So, how are things going today? :-)
Karina: It’s going really well. We have the time and flexibility to pursue opportunities we really want to be involved with.
Andrew: We are lucky that we get to work from home and spend a lot of quality time with our two daughters.
Based on your experience, can you share 5 pieces of advice about how one can develop Grit? (Please share a story or example for each)
Andrew: Take cold showers.
Karina: I’m against cold showers
Andrew: Always make your bed.
Karina: Let Andrew make the bed.
Karina: Always go with your gut. I’m a huge believer in paying attention to how I feel about something right off the bat. It could be great on paper, but if it doesn’t feel right, I don’t do it.
I go to bed early and I wake up early. Eating a healthy mostly vegan diet has helped me stay healthy and then just to keep moving. It’s all about balance. I love to exercise as a form of meditation and with two little girls they keep me busy.
Andrew: Set big goals for yourself.
Karina: Yes, Don’t ever settle.
Andrew: And listen to Gary Vaynerchuk’s podcasts..
None of us are able to achieve success without some help along the way. Is there a particular person who you are grateful towards who helped you when things were tough? Can you share a story about that?
Andrew: Both of our families were very supportive when we approached them with the idea for Fresh Patch. My parents and my sister have devoted so much of their time — without their support, I’m not sure that the company would have taken off.
Karina: One of my favorite memories is of my parents when they came to visit us in our tiny one-bedroom apartment in Miami. Everyone was crowded around our dining room table helping to put stamps and addresses on our first flyers.
Andrew’s sister Laurie was also there in LA to help out during Shark Tank. She and I put Andrew through a boot camp in the hotel room for days before going out to pitch to the sharks. She was a crucial part through this whole process and she still is today.
How have you used your success to bring goodness to the world?
We donate our products to animal rescues and shelters all over the country. The biggest reason people abandon their pets is because of accidents in the home. Training dogs to only eliminate on real grass is the best way to prevent these accidents.
We also have plans to open our own Fresh Patch Dog Rescue!
Are you working on any exciting new projects now? How do you think that will help people?
Karina: I have two indie films next year that take place in Florida. I’m also involved with a couple of shorts here and in the UK that are doing really well. I hope that the projects I take on make people think. “Little Miss Sumo” by Matt Kay talks about equal opportunity for women in sports and “American Boyfriend” by Helen Morales is a coming of age story which I think everyone can relate to.
What advice would you give to other executives or founders to help their employees to thrive?
Andrew: Hire the right people and give them trust and the tools they need to do their job. Don’t micromanage your employees.
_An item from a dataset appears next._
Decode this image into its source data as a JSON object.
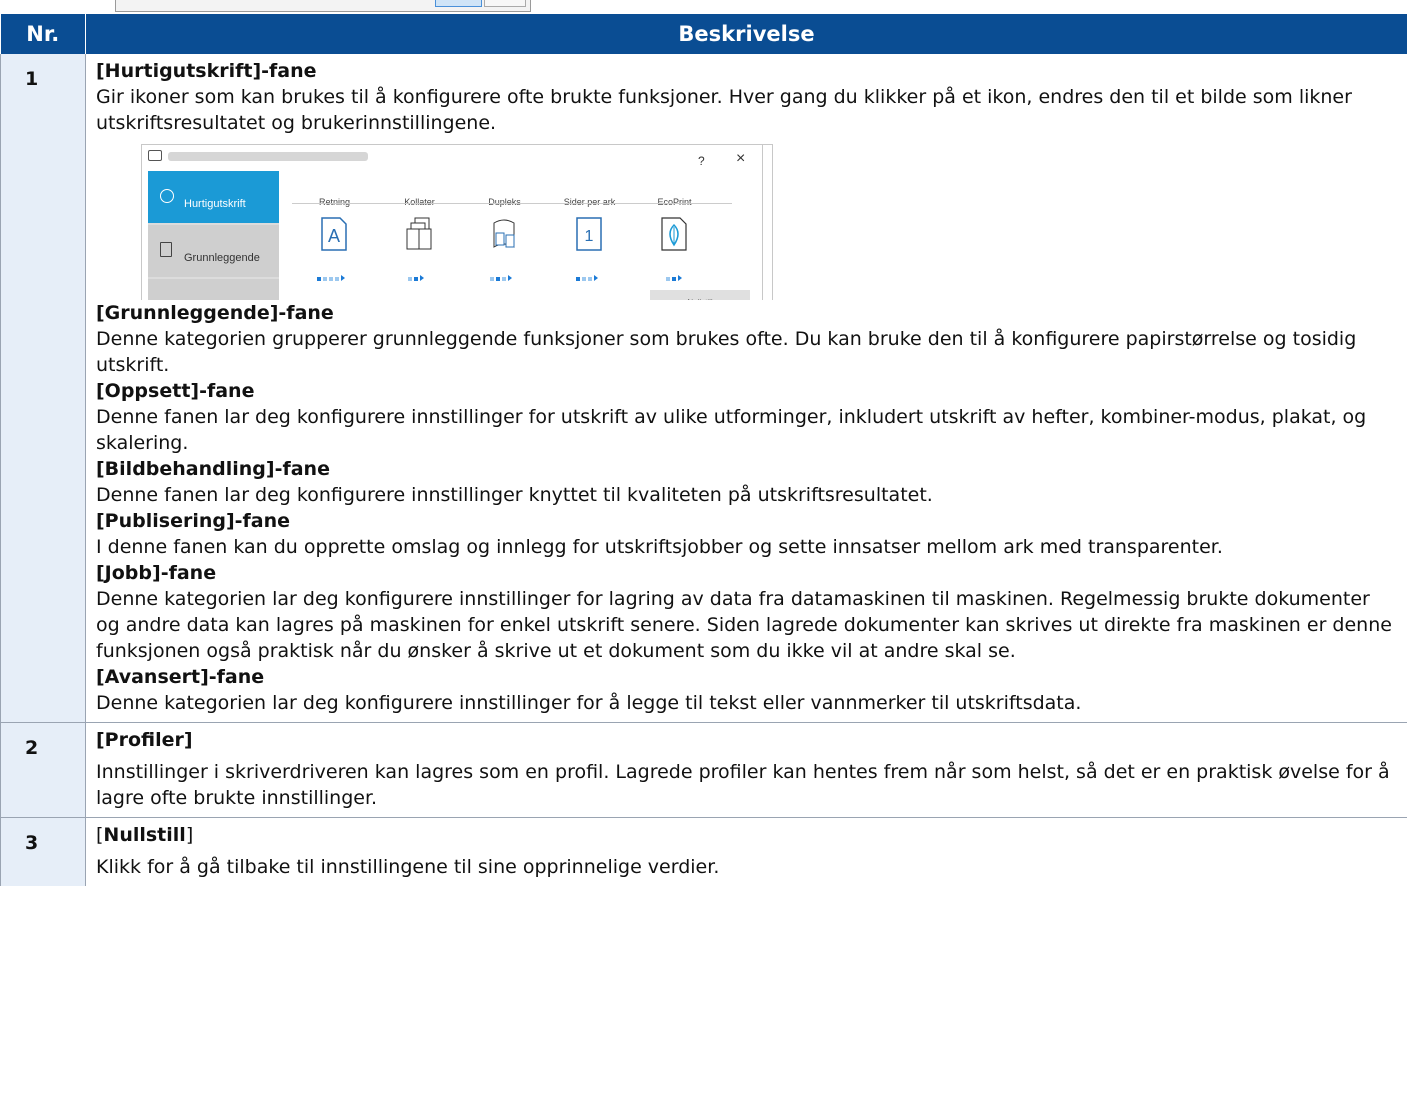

Karina: Communication is key. It’s important to listen to any feedback and suggestions your employees may have. Being open to change can streamline the whole process. We have an amazing team and we stick together.
You are a person of great influence. If you could inspire a movement that would bring the most amount of good to the most amount of people, what would that be? You never know what your idea can trigger. :-)
Karina: I’m passionate about helping women and children. I currently work with a charity called Latinos Unidos Fundacion. They create opportunities for women in crisis and help rebuild rural villages in Latin America. Starting locally is a way everyone can make a difference.
Can you please give us your favorite “Life Lesson Quote”? Can you share how that was relevant to you in your life?
Karina: Life is not a dress rehearsal.
It’s the idea that you should take chances, put yourself out there and do what makes you happy. You have one life, make it count.
Andrew: Life is like a box of chocolates.
Karina: Laughs hysterically !!
How can our readers follow you on social media?
Thank you so much for joining us. This was very inspirational.